Twelve Trends for 2016

2015 was a boom year, especially in multifamily – with an exciting amount of new projects being announced, and cranes punctuating the city skyline showing off rapid progress. As always, we save the serious economic forecasting to the experts–but our staff, project managers, and principals have plenty of predictions and trends in view for the coming year.

Here, now, we offer our observations and outlook for 2016.


  • Millennials looking to Class B residential buildings as prices skyrocket and the market becomes saturated with high-end luxury buildings. The Millennial cohort of renters are being priced into Class B offerings – which look a lot like the Class A of a few short years ago – and many still require roommates to make it work.
  • Some developers actually starting to shy away from the Amenity War in favor of maximizing rentable floor area, lowering total cost of the building and with it, rents.
  • In other buildings, amenity offerings are still the big differentiator. One highly-amenitized building coming on-line in 2016 is set to include a band room and recording studio, complete with recording equipment and acoustical treatments. Everyone’s a DJ these days, so why not give them a place to hone their skills and entertain friends?
  • On the topic of amenities, social connections remain at the heart of amenity design. No matter the activity, all amenities are about creating space for people with similar likes to gather and participate in those activities. Most buildings have bike storage rooms, but now a few savvy developers are including fully-outfitted and furnished Bike Club rooms with repair stations, tools, vending machines full of parts, seating, and TVs streaming How-To videos and the Tour de France. For the right tenant, a specialized amenity offering is a showstopper.
  • We’ve heard that package rooms are getting larger to accommodate a larger delivery volume – some statistics place it at 70% of residents receiving a package every day. But property managers are turning to third party providers to take the load off of front desk staff. Expect more installations of secure parcel dropboxes such as Parcel Pending, Luxor One, and Package Concierge. The U.S. Postal Service is even getting in on the action with their GoPost offering inside multifamily buildings and 24-hour retailers.


  • Communal living desires/amenities seen in multifamily are working their way into hotel properties, bringing the “hostel” feel up-market. Hotel Lobbies still exist, but guests are spending more time in executive lounges and even programmed activities like wine tastings and kitchen demo dining experiences.
  • Smart Technology has already arrived throughout the common areas and guest rooms, and apps that provide for check-in, payment, and ordering services means that traditional “desk staff” can focus more on providing a one-on-one VIP guest experience.
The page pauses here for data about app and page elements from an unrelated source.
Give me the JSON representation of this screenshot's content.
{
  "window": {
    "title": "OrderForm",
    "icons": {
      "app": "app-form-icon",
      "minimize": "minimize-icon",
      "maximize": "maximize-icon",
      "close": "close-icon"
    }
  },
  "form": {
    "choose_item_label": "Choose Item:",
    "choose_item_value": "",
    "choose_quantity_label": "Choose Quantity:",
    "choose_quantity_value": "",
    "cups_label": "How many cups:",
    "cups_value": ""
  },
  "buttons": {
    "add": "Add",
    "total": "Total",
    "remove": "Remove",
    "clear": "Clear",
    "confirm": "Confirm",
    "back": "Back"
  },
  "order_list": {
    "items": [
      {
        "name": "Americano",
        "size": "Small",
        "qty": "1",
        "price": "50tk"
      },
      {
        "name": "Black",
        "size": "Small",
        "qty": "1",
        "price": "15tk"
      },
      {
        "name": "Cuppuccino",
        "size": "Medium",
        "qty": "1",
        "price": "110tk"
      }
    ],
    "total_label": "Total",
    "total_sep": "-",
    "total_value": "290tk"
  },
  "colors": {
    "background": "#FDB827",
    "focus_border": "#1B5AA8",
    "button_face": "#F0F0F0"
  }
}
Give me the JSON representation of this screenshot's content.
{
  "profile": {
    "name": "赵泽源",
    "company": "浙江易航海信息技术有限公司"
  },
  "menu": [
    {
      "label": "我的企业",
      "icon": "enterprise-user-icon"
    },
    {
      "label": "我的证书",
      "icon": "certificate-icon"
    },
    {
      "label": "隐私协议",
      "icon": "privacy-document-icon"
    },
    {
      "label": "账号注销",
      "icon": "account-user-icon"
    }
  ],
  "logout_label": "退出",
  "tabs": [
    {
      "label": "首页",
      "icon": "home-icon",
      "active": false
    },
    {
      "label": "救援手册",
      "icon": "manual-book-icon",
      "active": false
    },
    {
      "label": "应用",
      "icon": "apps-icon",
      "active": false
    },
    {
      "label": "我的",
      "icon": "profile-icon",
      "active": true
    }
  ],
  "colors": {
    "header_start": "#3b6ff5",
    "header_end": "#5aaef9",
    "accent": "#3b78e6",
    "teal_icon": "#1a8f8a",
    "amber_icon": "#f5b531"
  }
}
Expect to see fewer check-in counters and more welcoming Concierge areas.

Adaptive Reuse

  • As labor and construction costs continue to climb, many developers and owners are forgoing ground-up development, electing instead to adapt and reuse existing commercial buildings, particularly in urban areas where vacant land is in short supply.
  • During a time of limited financing, adaptive reuse is not only more cost effective alternative to ground-up development, but often faster. Adapting and reusing an existing building with an already non-conforming status may also allow a larger building than current zoning permits, and often results in projects with more authenticity than new construction.


  • As tech companies locate themselves in the heart the city and drive the next wave of growth in Office construction, developers of residential, retail, and entertainment also stand to benefit greatly.
  • As opposed to the sprawling west coast headquarters these companies may have, their downtown offices will look to the rest of the neighborhood for some of the amenities that their employees desire.
  • Workplace design is headed home, with employers offering more flexibility with hours and location of their workforce. Employees are opting to work off-site and have graduated beyond the corner cafe–now they’re finding space in their multifamily lobbies, lounges, and dedicated business centers that look less like a single workstation with a laser printer and more like a trendy coworking space.